'''

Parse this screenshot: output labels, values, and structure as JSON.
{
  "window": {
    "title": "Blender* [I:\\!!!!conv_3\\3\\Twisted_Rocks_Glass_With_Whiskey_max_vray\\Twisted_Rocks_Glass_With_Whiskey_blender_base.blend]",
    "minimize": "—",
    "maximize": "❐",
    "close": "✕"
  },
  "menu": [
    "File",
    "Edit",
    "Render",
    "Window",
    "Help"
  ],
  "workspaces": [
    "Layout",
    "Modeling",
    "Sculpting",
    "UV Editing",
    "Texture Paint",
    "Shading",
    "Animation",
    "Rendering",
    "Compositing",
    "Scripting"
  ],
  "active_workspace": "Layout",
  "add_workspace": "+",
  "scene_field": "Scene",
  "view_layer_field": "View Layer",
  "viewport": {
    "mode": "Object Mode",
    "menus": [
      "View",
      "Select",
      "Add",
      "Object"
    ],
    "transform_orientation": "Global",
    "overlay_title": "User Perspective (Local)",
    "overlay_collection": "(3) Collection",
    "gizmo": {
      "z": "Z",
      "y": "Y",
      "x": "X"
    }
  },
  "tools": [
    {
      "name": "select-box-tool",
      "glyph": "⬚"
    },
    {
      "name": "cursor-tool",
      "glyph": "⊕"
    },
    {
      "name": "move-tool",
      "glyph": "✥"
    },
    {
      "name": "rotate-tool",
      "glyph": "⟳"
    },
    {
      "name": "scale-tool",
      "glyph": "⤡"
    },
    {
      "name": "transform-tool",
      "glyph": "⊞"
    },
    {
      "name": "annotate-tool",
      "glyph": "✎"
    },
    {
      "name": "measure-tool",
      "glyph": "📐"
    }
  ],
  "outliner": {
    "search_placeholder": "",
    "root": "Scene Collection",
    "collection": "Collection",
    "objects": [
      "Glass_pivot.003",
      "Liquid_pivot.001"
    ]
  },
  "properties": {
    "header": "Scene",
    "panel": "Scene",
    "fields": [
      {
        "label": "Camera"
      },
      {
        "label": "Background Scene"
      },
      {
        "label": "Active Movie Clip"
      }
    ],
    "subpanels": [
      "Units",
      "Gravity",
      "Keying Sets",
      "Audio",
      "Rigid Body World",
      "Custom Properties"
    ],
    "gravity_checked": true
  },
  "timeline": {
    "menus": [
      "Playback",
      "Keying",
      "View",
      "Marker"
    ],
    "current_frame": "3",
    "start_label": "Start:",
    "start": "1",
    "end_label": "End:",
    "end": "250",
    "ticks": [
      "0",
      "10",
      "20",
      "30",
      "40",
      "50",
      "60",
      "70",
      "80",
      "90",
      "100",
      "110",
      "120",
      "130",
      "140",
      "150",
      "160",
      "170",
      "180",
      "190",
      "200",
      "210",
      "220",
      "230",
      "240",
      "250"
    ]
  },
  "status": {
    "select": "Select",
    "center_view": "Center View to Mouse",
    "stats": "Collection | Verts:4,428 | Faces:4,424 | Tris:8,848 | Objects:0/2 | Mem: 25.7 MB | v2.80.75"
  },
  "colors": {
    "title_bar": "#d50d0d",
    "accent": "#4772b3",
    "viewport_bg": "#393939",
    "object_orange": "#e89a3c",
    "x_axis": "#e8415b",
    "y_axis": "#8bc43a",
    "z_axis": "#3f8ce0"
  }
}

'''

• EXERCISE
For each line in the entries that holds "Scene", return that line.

• SOLUTION TO THE PROBLEM
  "scene_field": "Scene",
    "root": "Scene Collection",
    "header": "Scene",
    "panel": "Scene",
        "label": "Background Scene"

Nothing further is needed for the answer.